These vignettes from Forrest’s collection are only to share. To see 294 additional pieces  please visit



Reliquary – a container wherein sacred relics are kept.

Although I am not a Catholic I enjoy studying their colorful history and objects of veneration.


Carved on the face of this eight-inch wooden reliquary cross are the Instruments of the Passion; tools used in Christ’s Crucifixion.

When the early Spanish explorers set out to conquer the new world many carried small devotional items to comfort them on their long and perilous journey. The most common articles were reliquaries, some of which held a splinter from The Cross, or a small bone fragment from a saint. But mostly not. More likely they contained objects associated with lesser religious figures or favored items of piety.


The horizontal banner slides out to reveal two relics wrapped in linen.


The vertical banner will then slip out to expose a delicately arranged assemblage of religious chattels that are resting on a bouquet of tiny blue ceramic flowers. The white wax seal near the top represents the Lamb of God, a symbol for Christ.


In the center is a small carved stone likeness of The Virgin Mary with the Christ Child. Daintily curled gold and silver wires hold the effects safely in place and secure.


On the reverse is the crucifixion of Christ, except Christ has gone. He just isn’t there anymore. On the head of the cross are the traditional letters INRI, and at the foot, a skull and crossed bones that signify Skull Hill, the place where the Lord was crucified, and where Adam was buried.

Oral history of the family from whom I acquired this cross, forty-years ago, tells that it rode into the new world in the pocket of Diego de Vargas who arrived in 1692, and became the Spanish Governor of the New Spain territory of Santa Fe de Nuevo Mexico.


What relics hide beneath the six linen shrouds in this special cross reliquary? Who carved it with loving fingers and filled its stomach with items of religious reverence?
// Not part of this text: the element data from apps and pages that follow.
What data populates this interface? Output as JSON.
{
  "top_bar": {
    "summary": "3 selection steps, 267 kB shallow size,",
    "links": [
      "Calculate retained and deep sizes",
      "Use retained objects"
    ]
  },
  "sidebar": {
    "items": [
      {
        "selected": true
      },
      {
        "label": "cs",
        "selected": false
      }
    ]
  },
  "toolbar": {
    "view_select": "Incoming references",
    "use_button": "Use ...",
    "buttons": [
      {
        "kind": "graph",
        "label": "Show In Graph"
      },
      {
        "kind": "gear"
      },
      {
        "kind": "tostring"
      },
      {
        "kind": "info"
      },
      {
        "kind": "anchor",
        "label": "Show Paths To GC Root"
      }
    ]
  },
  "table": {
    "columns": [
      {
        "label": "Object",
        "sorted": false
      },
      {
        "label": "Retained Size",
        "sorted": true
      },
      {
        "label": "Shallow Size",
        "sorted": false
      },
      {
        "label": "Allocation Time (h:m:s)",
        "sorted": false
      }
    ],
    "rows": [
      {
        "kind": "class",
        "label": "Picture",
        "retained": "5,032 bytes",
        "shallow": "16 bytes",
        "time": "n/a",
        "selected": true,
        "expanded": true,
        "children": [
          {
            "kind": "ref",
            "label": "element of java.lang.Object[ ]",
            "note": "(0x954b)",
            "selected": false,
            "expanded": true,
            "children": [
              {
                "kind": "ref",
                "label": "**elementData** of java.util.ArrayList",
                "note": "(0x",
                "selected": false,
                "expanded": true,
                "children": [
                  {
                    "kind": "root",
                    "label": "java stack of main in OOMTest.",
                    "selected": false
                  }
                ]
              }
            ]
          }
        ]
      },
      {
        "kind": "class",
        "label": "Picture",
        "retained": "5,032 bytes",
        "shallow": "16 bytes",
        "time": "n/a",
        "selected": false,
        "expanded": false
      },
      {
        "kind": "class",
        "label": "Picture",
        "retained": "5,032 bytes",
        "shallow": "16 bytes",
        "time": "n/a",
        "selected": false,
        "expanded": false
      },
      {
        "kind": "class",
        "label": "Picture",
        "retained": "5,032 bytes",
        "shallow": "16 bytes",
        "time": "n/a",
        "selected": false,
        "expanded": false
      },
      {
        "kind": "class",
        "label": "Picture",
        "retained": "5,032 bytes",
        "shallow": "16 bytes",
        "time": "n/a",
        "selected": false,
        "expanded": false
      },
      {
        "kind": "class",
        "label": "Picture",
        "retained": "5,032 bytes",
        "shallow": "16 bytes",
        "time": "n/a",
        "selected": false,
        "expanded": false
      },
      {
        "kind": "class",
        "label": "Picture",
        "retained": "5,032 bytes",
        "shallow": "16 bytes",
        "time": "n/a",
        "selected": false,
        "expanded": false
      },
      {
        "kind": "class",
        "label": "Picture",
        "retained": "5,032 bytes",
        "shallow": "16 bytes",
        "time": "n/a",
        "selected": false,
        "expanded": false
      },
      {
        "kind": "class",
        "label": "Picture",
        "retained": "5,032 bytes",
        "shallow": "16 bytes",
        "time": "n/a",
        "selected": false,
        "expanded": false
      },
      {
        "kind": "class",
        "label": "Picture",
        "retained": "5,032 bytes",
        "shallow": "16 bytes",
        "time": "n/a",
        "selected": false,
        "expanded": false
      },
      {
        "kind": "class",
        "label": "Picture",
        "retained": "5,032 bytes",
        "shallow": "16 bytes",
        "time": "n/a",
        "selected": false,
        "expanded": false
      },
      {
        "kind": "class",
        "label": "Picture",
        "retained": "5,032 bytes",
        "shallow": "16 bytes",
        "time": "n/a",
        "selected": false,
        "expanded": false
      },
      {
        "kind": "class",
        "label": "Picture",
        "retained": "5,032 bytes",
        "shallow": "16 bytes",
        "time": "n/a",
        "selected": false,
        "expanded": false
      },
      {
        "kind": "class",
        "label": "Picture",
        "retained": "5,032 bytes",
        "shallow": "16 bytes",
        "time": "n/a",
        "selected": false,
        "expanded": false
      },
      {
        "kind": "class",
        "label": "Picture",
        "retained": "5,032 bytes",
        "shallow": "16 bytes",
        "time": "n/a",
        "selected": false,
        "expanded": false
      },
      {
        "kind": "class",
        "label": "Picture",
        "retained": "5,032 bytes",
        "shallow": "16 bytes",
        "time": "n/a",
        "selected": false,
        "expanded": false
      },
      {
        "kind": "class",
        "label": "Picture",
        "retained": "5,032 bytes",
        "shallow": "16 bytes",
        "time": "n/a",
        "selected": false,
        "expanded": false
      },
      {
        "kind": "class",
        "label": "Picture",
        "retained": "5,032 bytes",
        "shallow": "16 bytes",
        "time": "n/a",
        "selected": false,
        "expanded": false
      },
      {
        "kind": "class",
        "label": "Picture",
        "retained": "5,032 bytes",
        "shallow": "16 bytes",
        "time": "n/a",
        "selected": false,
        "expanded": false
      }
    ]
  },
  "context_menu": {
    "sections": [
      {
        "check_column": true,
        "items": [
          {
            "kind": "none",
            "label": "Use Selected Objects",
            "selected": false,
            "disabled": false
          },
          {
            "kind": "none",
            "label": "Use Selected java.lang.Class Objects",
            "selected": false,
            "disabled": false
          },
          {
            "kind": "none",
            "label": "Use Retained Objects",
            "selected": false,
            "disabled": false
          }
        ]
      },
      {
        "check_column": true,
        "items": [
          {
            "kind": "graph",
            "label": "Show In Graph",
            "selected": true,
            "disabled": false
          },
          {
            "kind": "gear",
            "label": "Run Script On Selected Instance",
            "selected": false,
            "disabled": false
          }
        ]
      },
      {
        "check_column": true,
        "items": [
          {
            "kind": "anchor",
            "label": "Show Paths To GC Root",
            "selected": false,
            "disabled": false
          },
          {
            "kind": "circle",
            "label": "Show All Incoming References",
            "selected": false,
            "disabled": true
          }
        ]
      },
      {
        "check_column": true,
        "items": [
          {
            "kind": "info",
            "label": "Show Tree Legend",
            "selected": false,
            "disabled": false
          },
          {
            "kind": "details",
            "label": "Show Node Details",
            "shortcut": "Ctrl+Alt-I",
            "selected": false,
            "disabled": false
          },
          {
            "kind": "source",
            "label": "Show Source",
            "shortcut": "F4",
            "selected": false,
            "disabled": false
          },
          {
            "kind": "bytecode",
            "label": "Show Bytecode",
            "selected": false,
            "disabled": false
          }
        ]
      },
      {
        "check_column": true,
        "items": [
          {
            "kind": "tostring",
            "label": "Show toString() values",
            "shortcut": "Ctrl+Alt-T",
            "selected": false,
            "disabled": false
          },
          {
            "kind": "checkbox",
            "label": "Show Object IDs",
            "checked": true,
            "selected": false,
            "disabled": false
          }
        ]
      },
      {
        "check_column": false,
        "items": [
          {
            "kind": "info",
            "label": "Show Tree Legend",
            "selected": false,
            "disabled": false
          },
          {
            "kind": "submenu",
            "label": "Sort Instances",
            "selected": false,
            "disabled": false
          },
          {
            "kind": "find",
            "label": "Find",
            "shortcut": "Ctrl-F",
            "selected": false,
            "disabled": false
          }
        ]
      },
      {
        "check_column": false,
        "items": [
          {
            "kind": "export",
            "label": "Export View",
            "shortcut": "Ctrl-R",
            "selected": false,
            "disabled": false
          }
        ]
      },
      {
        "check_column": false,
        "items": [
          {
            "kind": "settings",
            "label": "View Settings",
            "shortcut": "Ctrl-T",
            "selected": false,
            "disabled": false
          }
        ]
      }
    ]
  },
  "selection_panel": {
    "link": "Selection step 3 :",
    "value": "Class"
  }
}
The answers to these questions lay deep within the forgotten history of lives that have disappeared from our view, and from an olden era that can no longer speak. But would that it could.